While enrollment in Verona’s public schools is likely to grow in the next five years, it will not grow significantly. That was the conclusion of a report presented to the Verona Board of Education at Tuesday’s meeting.
Dr. Richard Grip, the executive director of the school demographics consulting firm Statistical Forecasting, was hired by Verona to analyze enrollment trends from the 2023-24 school year through 2027-28. He explored birth trends and population shifts that could result from new families moving to town, as well as the planned construction of two large housing developments. His report projects only 102 new students during the next five years, growth that would be far below the dire predictions made by some in town, including a sitting BOE member.
The report, which has been posted to the district’s website, says that there will be 44 new elementary school students, 30 new middle schoolers and just 28 new students at Verona High School through 2028. Grip’s data indicated that recent population growth, which has been moderate, has been centered on the area near F.N. Brown. A group of two-bedroom townhouses was built on Durrell Street in 2014 on the site of a former lumber yard, and five large single-family homes were built across the street. Some families also moved to the two-building Highlands at Hilltop development that opened a decade ago.

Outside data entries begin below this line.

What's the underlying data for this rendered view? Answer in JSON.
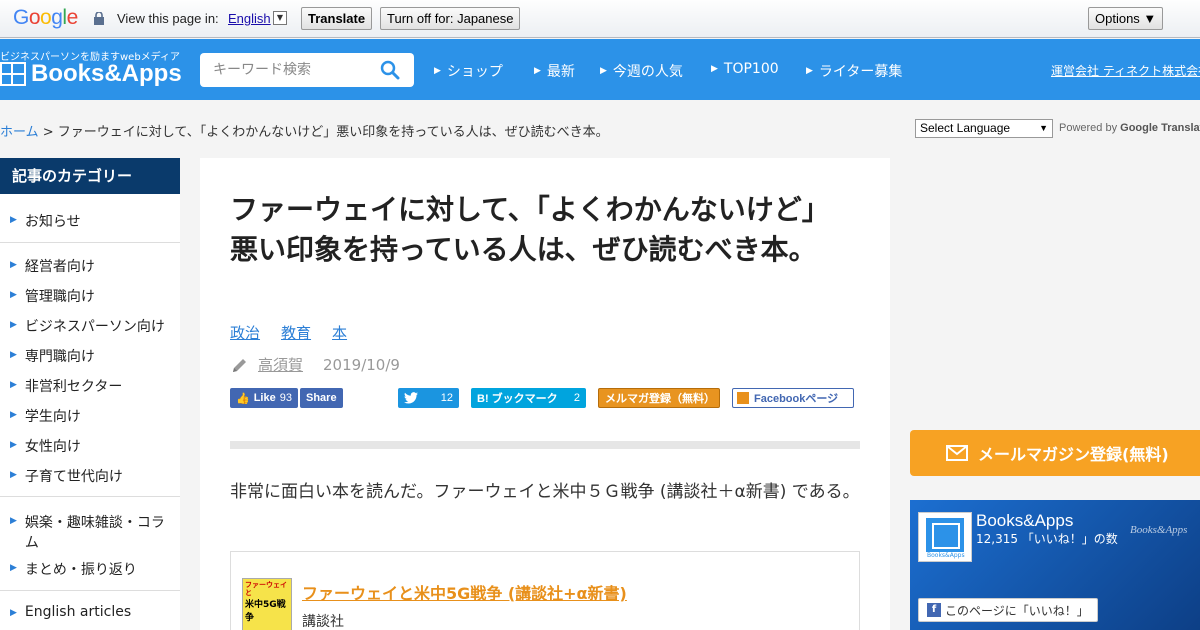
{
  "translate_bar": {
    "logo_letters": [
      "G",
      "o",
      "o",
      "g",
      "l",
      "e"
    ],
    "view_label": "View this page in:",
    "language": "English",
    "translate_button": "Translate",
    "turn_off_button": "Turn off for: Japanese",
    "options_button": "Options ▼"
  },
  "header": {
    "tagline": "ビジネスパーソンを励ますwebメディア",
    "logo_text": "Books&Apps",
    "search_placeholder": "キーワード検索",
    "nav": [
      "ショップ",
      "最新",
      "今週の人気",
      "TOP100",
      "ライター募集"
    ],
    "corp_link": "運営会社 ティネクト株式会社"
  },
  "breadcrumb": {
    "home": "ホーム",
    "separator": " > ",
    "current": "ファーウェイに対して、「よくわかんないけど」悪い印象を持っている人は、ぜひ読むべき本。"
  },
  "language_widget": {
    "select_label": "Select Language",
    "powered_by": "Powered by",
    "google": "Google",
    "translate": "Translate"
  },
  "sidebar": {
    "title": "記事のカテゴリー",
    "items": [
      "お知らせ",
      "経営者向け",
      "管理職向け",
      "ビジネスパーソン向け",
      "専門職向け",
      "非営利セクター",
      "学生向け",
      "女性向け",
      "子育て世代向け",
      "娯楽・趣味雑談・コラム",
      "まとめ・振り返り",
      "English articles"
    ]
  },
  "article": {
    "title": "ファーウェイに対して、「よくわかんないけど」悪い印象を持っている人は、ぜひ読むべき本。",
    "tags": [
      "政治",
      "教育",
      "本"
    ],
    "author": "高須賀",
    "date": "2019/10/9",
    "share": {
      "like_label": "Like",
      "like_count": "93",
      "share_label": "Share",
      "tweet_count": "12",
      "hatena_label": "B! ブックマーク",
      "hatena_count": "2",
      "mail_label": "メルマガ登録（無料）",
      "fbpage_label": "Facebookページ"
    },
    "body": "非常に面白い本を読んだ。ファーウェイと米中５Ｇ戦争 (講談社＋α新書) である。",
    "book": {
      "cover_top": "ファーウェイと",
      "cover_main": "米中5G戦争",
      "title": "ファーウェイと米中5G戦争 (講談社+α新書)",
      "publisher": "講談社"
    }
  },
  "right": {
    "mailmag_button": "メールマガジン登録(無料)",
    "fb_widget": {
      "name": "Books&Apps",
      "count": "12,315 「いいね！」の数",
      "brand": "Books&Apps",
      "like_button": "このページに「いいね！」",
      "logo_caption": "Books&Apps"
    }
  },
  "colors": {
    "header_blue": "#2c92e8",
    "sidebar_navy": "#0a3a6b",
    "link_blue": "#2c7fd6",
    "orange": "#f7a223"
  }
}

Verona is now looking at the possibility of two large developments in the next five years. Ninety-six units of affordable apartments will be built on the site of a former meat packing plant across from the Verona Community Center. Any elementary school children who live there would likely attend F.N. Brown, which is the elementary school with the largest enrollment currently. On the other side of town, about 200 luxury condos could be built at the corner of Bloomfield and Sunset avenues. Any students there would attend Brookdale Avenue School.

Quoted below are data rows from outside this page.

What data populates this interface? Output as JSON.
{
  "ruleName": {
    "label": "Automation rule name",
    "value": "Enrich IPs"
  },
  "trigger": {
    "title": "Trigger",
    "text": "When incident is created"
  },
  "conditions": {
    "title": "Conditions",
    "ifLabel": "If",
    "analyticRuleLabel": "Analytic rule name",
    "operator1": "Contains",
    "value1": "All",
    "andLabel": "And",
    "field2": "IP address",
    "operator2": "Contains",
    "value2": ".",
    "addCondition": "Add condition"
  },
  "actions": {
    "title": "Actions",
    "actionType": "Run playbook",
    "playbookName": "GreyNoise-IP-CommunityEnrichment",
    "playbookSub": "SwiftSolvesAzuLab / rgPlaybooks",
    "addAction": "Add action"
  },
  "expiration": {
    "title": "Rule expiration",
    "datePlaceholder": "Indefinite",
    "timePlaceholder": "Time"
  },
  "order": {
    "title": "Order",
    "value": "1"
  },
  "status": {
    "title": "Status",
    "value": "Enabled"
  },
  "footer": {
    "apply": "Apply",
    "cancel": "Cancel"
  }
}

(Both projects are being facilitated by a payment-in-lieu-of-taxes, or PILOT, agreement. While Verona schools get 55% of normal property tax revenues, they get nothing from the value of property improvements under PILOTs because almost everything goes to the town government. The BOE still, however, gets its normal share of the land tax.)
But Grip dispelled notions that the enrollments from the affordable development, which has been known as PIRL after its original developer and Cameco after the meat plant, would be as large as some have predicted. When Christopher Wacha was running for BOE in 2021, he asserted on his campaign website that there would be 150 new students from PIRL alone. Wacha, now a BOE member, spent much of Tuesday’s meeting scrolling through his cell phone and did not significantly challenge Grip’s conclusions.
BOE President Pam Priscoe, who works in the Community Center building, said that she felt that a three-bedroom apartment on the Cameco site could mean a family of three or more children. (The development will include one, two, and three bedroom units.) But Grip said that falling birthrates in our area and other factors mean that that is unlikely to happen. He said that his research indicates that only 1.087 children would be expected in a three-bedroom apartment. Grip also said that, while Verona has a growing Hispanic population, he did not expect that Verona would be a destination for the immigrant families now being sheltered in New York City.
Verona’s school enrollment is down sharply from its Baby Boom heyday, when families often had six or more children packed into one of our little houses. In the mid-1970s, each of the four grades at VHS had about 250 students in it. Now, the total enrollment at the high school is 642, with enrollment district-wide at about 2,147. Grip said that 84 students left the district for parochial, private and online schools during the COVID-19 pandemic and didn’t come back. He also noted that, in the last decade, more students graduated from VHS than were replaced through kindergarten enrollments in seven out of nine years, which is known in demographic circles as negative replacement.
Grip’s report left open the possibility that Verona might have to reconfigure some buildings and classrooms to accommodate capacity increases in certain grades. He did not recommend any additional construction and Verona does not now have any building expansion in its facility plans.
You can watch Tuesday’s meeting here.